Saturday, June 14, 2014
Two months ago, Dixie seemed to be feeling under the weather. She wasn't eating well, and seemed to have less energy. I took her to my vet and she was diagnosed with anaplasmosis. (a tick borne illness) She tested a "faint positive" right at the end of the testing window. The vet prescribed antibiotics and said that Dixie should feel better in a few days.
A few days later, she wasn't doing any better. I brought her back to the vet and they did an X-ray to "rule out" anything more significant. The vet saw a shadow on her X-ray and sent it to the University of Minnesota vet hospital to have it read by a radiologist. The report from the radiologist said that there wasn't anything unusual, but that more imaging may be needed.
I took Dixie to see an internal medicine vet at the U of M. He did blood and urine tests, and everything came back in perfect form. He said that with the symptoms, we should do more imaging to rule out a tumor. I agreed to have them do a CT scan on Dixie. After scheduling that, Dixie seemed to perk up. Her appetite increased a little, and she had more energy. I contemplated canceling the imaging, but decided to do it "just in case."
I was told that I could drop Dixie off at the U in the morning. I declined. I said that I would bring her and stay with her until the imaging was done. She and I waited patiently that morning, arriving at 8am but not having the actual imaging appointment until 10:30am. The student vet came to get Dixie when it was her time. She commented what a great dog Dixie was.

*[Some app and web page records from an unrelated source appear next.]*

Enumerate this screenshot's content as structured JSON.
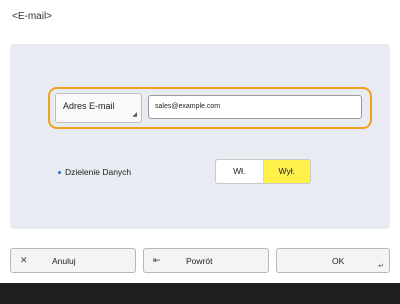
{
  "screen": {
    "title": "<E-mail>"
  },
  "email": {
    "label": "Adres E-mail",
    "value": "sales@example.com"
  },
  "data_sharing": {
    "label": "Dzielenie Danych",
    "options": [
      "Wł.",
      "Wył."
    ],
    "selected": "Wył."
  },
  "footer": {
    "cancel": "Anuluj",
    "back": "Powrót",
    "ok": "OK"
  },
  "colors": {
    "highlight": "#f0a020",
    "selected": "#fff04a",
    "panel": "#e9ebf2",
    "bullet": "#2a6fd6"
  },
  "icons": {
    "cancel": "close-icon",
    "back": "arrow-left-icon",
    "ok": "enter-icon",
    "field": "corner-arrow-icon"
  }
}
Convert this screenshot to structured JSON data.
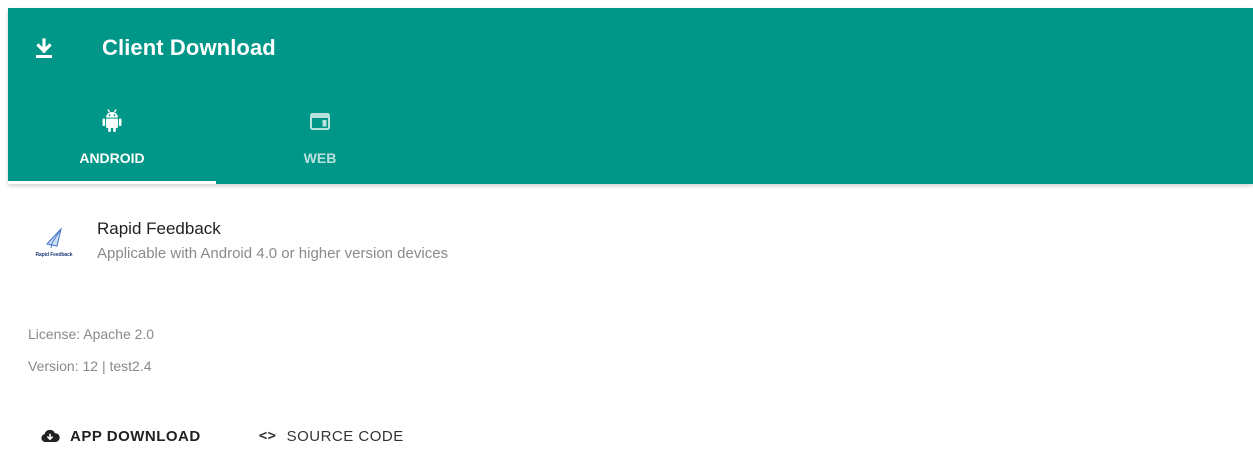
{
  "header": {
    "title": "Client Download",
    "icon": "download-icon",
    "background": "#009688"
  },
  "tabs": [
    {
      "label": "ANDROID",
      "icon": "android-icon",
      "active": true
    },
    {
      "label": "WEB",
      "icon": "web-window-icon",
      "active": false
    }
  ],
  "app": {
    "name": "Rapid Feedback",
    "description": "Applicable with Android 4.0 or higher version devices",
    "logo_caption": "Rapid Feedback",
    "logo_icon": "paper-plane-icon",
    "license": "License: Apache 2.0",
    "version": "Version: 12 | test2.4"
  },
  "actions": {
    "app_download": {
      "label": "APP DOWNLOAD",
      "icon": "cloud-download-icon"
    },
    "source_code": {
      "label": "SOURCE CODE",
      "icon_glyph": "<>",
      "icon": "code-icon"
    }
  }
}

I sat and waited. I wasn't really worried because I believed that they wouldn't find anything. The vet came to the cubicle I was sitting in looking very uncomfortable. He told me that Dixie had a mass on her liver. He went on to say that the cancer was "everywhere." In shock I asked what that meant. He said the she had weeks to live. I broke down and cried. They brought Dixie to me, and she was groggy from the anesthesia for the CT scan. I put her on the chair I was sitting in and held her. The vet came back some time later and said that he was able to get Dixie an appointment with the oncology department the next week. In the meantime, he prescribed an anti-inflammatory med, and a med to increase her appetite.

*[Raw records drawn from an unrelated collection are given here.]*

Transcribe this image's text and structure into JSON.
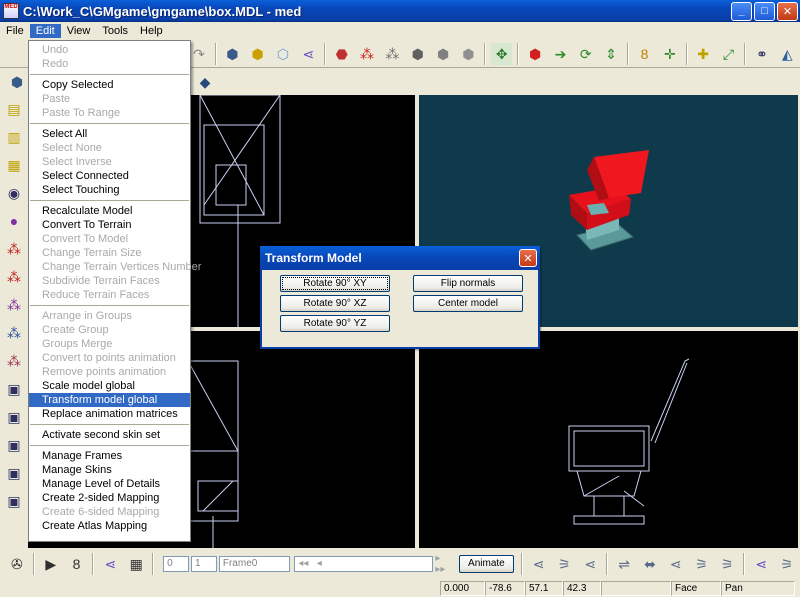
{
  "window": {
    "title": "C:\\Work_C\\GMgame\\gmgame\\box.MDL - med",
    "app_icon_text": "MED"
  },
  "menubar": [
    "File",
    "Edit",
    "View",
    "Tools",
    "Help"
  ],
  "edit_menu": {
    "groups": [
      [
        {
          "label": "Undo",
          "enabled": false
        },
        {
          "label": "Redo",
          "enabled": false
        }
      ],
      [
        {
          "label": "Copy Selected",
          "enabled": true
        },
        {
          "label": "Paste",
          "enabled": false
        },
        {
          "label": "Paste To Range",
          "enabled": false
        }
      ],
      [
        {
          "label": "Select All",
          "enabled": true
        },
        {
          "label": "Select None",
          "enabled": false
        },
        {
          "label": "Select Inverse",
          "enabled": false
        },
        {
          "label": "Select Connected",
          "enabled": true
        },
        {
          "label": "Select Touching",
          "enabled": true
        }
      ],
      [
        {
          "label": "Recalculate Model",
          "enabled": true
        },
        {
          "label": "Convert To Terrain",
          "enabled": true
        },
        {
          "label": "Convert To Model",
          "enabled": false
        },
        {
          "label": "Change Terrain Size",
          "enabled": false
        },
        {
          "label": "Change Terrain Vertices Number",
          "enabled": false
        },
        {
          "label": "Subdivide Terrain Faces",
          "enabled": false
        },
        {
          "label": "Reduce Terrain Faces",
          "enabled": false
        }
      ],
      [
        {
          "label": "Arrange in Groups",
          "enabled": false
        },
        {
          "label": "Create Group",
          "enabled": false
        },
        {
          "label": "Groups Merge",
          "enabled": false
        },
        {
          "label": "Convert to points animation",
          "enabled": false
        },
        {
          "label": "Remove points animation",
          "enabled": false
        },
        {
          "label": "Scale model global",
          "enabled": true
        },
        {
          "label": "Transform model global",
          "enabled": true,
          "highlighted": true
        },
        {
          "label": "Replace animation matrices",
          "enabled": true
        }
      ],
      [
        {
          "label": "Activate second skin set",
          "enabled": true
        }
      ],
      [
        {
          "label": "Manage Frames",
          "enabled": true
        },
        {
          "label": "Manage Skins",
          "enabled": true
        },
        {
          "label": "Manage Level of Details",
          "enabled": true
        },
        {
          "label": "Create 2-sided Mapping",
          "enabled": true
        },
        {
          "label": "Create 6-sided Mapping",
          "enabled": false
        },
        {
          "label": "Create Atlas Mapping",
          "enabled": true
        }
      ]
    ]
  },
  "dialog": {
    "title": "Transform Model",
    "close": "✕",
    "buttons": {
      "rotate_xy": "Rotate 90° XY",
      "rotate_xz": "Rotate 90° XZ",
      "rotate_yz": "Rotate 90° YZ",
      "flip_normals": "Flip normals",
      "center_model": "Center model"
    }
  },
  "timeline": {
    "frame_start": "0",
    "frame_count": "1",
    "frame_name": "Frame0",
    "animate_label": "Animate"
  },
  "status": {
    "fields": [
      "0.000",
      "-78.6",
      "57.1",
      "42.3",
      "",
      "Face",
      "Pan"
    ]
  },
  "colors": {
    "titlebar": "#0a3fa8",
    "highlight": "#316ac5",
    "viewport_bg": "#000000",
    "viewport_3d_bg": "#0e3a4c",
    "model_red": "#e8111b",
    "wire": "#c8d0f0"
  }
}
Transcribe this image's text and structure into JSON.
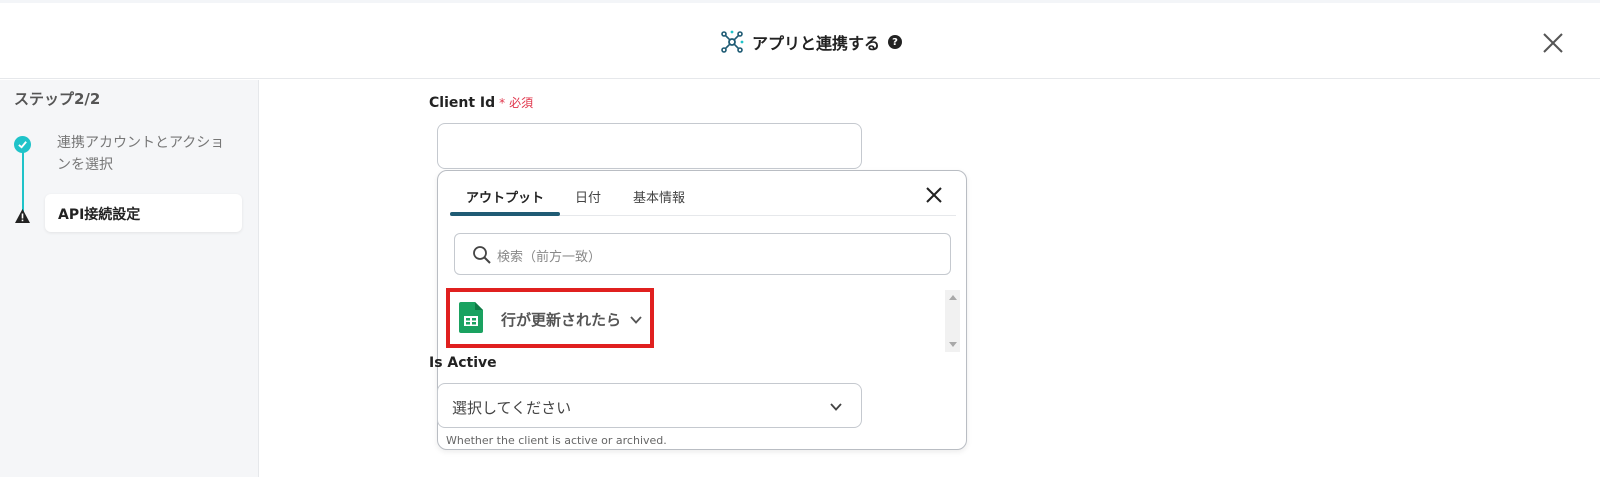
{
  "header": {
    "title": "アプリと連携する",
    "icon": "network-icon",
    "help_icon_glyph": "?",
    "close_icon": "close-icon"
  },
  "sidebar": {
    "step_title": "ステップ2/2",
    "steps": [
      {
        "label": "連携アカウントとアクションを選択",
        "status": "done"
      },
      {
        "label": "API接続設定",
        "status": "warning"
      }
    ]
  },
  "form": {
    "client_id_label": "Client Id",
    "required_label": "必須",
    "client_id_value": "",
    "is_active_label": "Is Active",
    "is_active_value": "選択してください",
    "is_active_help": "Whether the client is active or archived."
  },
  "popup": {
    "tabs": [
      {
        "label": "アウトプット",
        "active": true
      },
      {
        "label": "日付",
        "active": false
      },
      {
        "label": "基本情報",
        "active": false
      }
    ],
    "search_placeholder": "検索（前方一致）",
    "items": [
      {
        "label": "行が更新されたら",
        "icon": "google-sheets-icon",
        "highlighted": true
      }
    ]
  },
  "colors": {
    "accent_teal": "#1fc3c9",
    "tab_underline": "#1f5b74",
    "highlight_red": "#e0201f",
    "required_red": "#e0354b",
    "sheets_green": "#1aa260"
  }
}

I took her home and passed on the information to my family and close friends. I cried for a long time.
The next week Dixie saw the oncologist at the U. We were taken back to a room by a student vet. She asked about Dixie's job. She, too, had diabetes. She said that she had never heard of a dog being able to alert for blood sugars. She asked for the name of the organization where I got Dixie. The oncologist came in and reviewed her imaging and lab work. Dixie had gained back a little weight. She offered several options. The most reasonable, in her opinion, was to try an oral chemotherapy med. She thought that if Dixie responded to it, she would have months instead of weeks. The mass on her liver was 9cm by 9cm. She had mets to her lungs, lymph nodes, and spleen. The most common side effect of the chemo was fatigue. We decided to try it.

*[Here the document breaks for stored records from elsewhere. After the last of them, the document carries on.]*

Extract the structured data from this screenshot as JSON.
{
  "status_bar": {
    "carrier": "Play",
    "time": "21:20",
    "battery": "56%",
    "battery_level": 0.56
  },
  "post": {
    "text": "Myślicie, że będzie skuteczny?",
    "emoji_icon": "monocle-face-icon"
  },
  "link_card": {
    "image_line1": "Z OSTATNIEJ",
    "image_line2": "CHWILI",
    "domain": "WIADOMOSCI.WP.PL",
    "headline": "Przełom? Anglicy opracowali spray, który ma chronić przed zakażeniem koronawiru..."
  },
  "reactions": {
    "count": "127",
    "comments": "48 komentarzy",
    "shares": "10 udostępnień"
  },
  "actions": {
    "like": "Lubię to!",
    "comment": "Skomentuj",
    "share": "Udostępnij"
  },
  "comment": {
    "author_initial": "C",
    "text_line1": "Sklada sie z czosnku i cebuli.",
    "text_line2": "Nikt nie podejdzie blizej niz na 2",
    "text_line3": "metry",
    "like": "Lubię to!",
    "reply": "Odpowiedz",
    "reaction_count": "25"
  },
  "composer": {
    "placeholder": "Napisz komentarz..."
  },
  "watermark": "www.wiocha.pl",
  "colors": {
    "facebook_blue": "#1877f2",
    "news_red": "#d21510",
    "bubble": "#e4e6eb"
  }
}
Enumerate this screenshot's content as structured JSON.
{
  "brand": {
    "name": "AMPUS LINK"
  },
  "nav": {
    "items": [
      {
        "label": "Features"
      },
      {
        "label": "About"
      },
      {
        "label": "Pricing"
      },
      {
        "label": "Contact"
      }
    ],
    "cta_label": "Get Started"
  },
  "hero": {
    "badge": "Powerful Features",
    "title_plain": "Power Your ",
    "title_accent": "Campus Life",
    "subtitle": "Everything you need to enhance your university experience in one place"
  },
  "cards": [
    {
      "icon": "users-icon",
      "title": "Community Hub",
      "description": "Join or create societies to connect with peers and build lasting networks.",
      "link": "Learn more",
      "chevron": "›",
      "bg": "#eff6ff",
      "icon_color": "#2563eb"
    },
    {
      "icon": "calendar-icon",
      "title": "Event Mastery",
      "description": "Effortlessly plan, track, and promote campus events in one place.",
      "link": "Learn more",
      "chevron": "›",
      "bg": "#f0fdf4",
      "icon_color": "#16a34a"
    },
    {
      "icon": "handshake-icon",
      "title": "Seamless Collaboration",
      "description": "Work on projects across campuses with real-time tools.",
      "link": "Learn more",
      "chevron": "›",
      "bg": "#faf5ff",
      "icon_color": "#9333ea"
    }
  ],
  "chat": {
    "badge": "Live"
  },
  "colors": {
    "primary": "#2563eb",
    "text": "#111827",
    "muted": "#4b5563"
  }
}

Dixie took the chemo med for about 1 week. It made her so sick and miserable that I decided that months of living that way wasn't worth it. We stopped the med.
For the next two weeks, Dixie continued coming to school with me. We did some 1/2 days when it seemed that she was uncomfortable. I tried everything to increase her food intake. I asked people at school to bring their dog's favorite treats to share with Dixie. She just couldn't eat. She continued to get thinner and thinner. We spent a lot of time snuggling. I took a lot of pictures. I asked her how I'd ever be able to do this without her.
On May 23rd, 2014 at 1:35pm in the veterinary's office, Dixie took her last breath in my arms. I held her, kissed her, and thanked her for all her hard work. I reminded her how many people loved her. I set her free to fly with the angels.
Thank you, Dixie, for being my service dog. And bless you, Dixie, for being my friend.
I will always love you.